Category Archives: Game Development
My own work on game development
As game designers, is it our responsibility when someone spends more time than they want to on a videogame?
It’s a common enough occurrence in this world of social game systems like Raptr and TrueAchievements. Someone buys a game, and straightaway fills their Twitter and Facebook feeds with their journey towards completing every single little challenge in that game.
Achievements, for the uninitiated, are meta-medals that are associated with a player’s profile across multiple games. They are earned by completing small or large challenges in the game – or at least, that is how they were designed. The best achievements record things that players might do just for fun – to see if they can. Today, the effort required to get an achievement is approaching rather silly extremes. From the ‘turn-on-the-console’ achievements, which reward you for starting the first mission or shooting your first enemy, to the achievements which require literally hundreds or thousands of hours of play. An example of the latter is the now-infamous ‘Seriously…’ achievement from the Gears of War series. Here you can see the Seriously 2.0 achievement from Gears of War 2. This achievement requires you to kill a hundred thousand enemies.
Anybody who is of an obsessive frame of mind – and some gamers certainly are – might waste incredible amounts of time trying to reach this goal, way beyond the amount of time they would spend on the game if there were no achievements. I realise that designers want to encourage players to spend more time (and sometimes more money) on their games, but achievements like this are simply gratuitous.
I play games for fun. Achievements are fun in general, and some of them can be entertaining to strive for, but the pressure of earning every single one in every single game would drive me mad. And yet some people feel that pressure. As game designers, I think we have a ethical responsibility not to enable this kind of anti-fun idea. Not that I think achievements are bad, just that there will always be players obsessive enough to spend the time earning the silly ones like Seriously…, and that we should think carefully before adding such achievements to our games.
JustEvasion is a game that I developed in 2011. I wanted to make a simple game to keep my programming hand in over the long summer months. I developed it in C++, using OpenGL and the freeglut library. I was relatively unfamiliar with C++ at the time, but I had some sample freeglut code to learn from. The low-level nature of the libraries made some features quite difficult to implement, but it was a very good learning experience for me.
JustEvasion is a game in which the player moves a star shape around the screen. The star is chased constantly by circles, which use an extremely basic chasing mechanism. As such, the circles often line up or overlap as they attempt to reach the player. Players score points by effecting these overlaps. When two circles overlap perfectly (so that only one can be seen), one of them will disappear and the score will increase. If there is more than one overlap happening at once, the player gets a combo bonus.
I had JustEvasion working to this specification within a relatively short time, and I wasn’t sure what to do with it next.
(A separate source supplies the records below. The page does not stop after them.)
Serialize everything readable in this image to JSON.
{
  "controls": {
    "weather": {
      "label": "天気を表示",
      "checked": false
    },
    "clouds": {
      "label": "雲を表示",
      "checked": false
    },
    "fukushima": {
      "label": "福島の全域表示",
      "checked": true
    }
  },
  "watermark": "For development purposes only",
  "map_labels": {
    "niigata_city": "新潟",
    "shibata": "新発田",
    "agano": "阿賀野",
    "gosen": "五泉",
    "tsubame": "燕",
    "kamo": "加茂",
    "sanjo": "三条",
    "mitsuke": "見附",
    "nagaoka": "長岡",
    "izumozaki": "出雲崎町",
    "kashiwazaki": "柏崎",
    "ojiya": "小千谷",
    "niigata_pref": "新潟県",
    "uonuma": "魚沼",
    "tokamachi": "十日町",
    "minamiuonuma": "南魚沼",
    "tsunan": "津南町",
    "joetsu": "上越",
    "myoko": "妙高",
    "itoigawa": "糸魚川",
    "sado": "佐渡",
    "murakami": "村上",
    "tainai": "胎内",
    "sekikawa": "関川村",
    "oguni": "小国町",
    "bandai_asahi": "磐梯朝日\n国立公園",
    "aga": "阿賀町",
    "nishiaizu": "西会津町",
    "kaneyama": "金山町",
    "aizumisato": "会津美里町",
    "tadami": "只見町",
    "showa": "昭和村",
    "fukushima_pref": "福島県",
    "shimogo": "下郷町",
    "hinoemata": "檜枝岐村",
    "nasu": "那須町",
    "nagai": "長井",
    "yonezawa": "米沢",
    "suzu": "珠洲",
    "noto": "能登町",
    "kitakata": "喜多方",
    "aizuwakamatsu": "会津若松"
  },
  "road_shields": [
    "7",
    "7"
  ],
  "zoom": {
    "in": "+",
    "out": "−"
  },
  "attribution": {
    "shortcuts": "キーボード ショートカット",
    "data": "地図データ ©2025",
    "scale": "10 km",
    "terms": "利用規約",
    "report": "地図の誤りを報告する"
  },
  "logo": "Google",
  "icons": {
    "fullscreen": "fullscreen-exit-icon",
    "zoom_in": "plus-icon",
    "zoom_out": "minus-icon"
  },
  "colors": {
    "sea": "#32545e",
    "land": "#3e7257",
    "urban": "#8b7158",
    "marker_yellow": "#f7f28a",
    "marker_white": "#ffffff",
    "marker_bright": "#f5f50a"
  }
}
Some time later I was investigating Adam Saltsman‘s Canabalt, a very entertaining one-button Flash game.I discovered that the library he used to make the game, Flixel, is open-source. It is possible to develop a full game using only Flixel and FlashDevelop.
I was very excited about Flixel, so as a first project I decided to remake JustEvasion as a Flash game. Although I had made JustEvasion open-source on Google Code, almost nobody I knew had been able to play it because of its dependence on system configuration. A Flash game could remedy this, and allow everyone to at least try my game.
I started by reimplementing all the features that JustEvasion had, then started to add new ones, like a high score cookie that is stored on the computer for the next time you play, and different behaviours in the enemies. The development in ActionScript3 was slow at first, because I had limited Flash experience before, but once I grasped the differences I made progress quickly.
JustEvasion was a landmark project for me. Being able to publish a game in a medium everyone could understand and play made for a great feedback loop. Catching bugs was a lot easier with ten or fifteen people trying each build. It also boosted my confidence in my own abilities.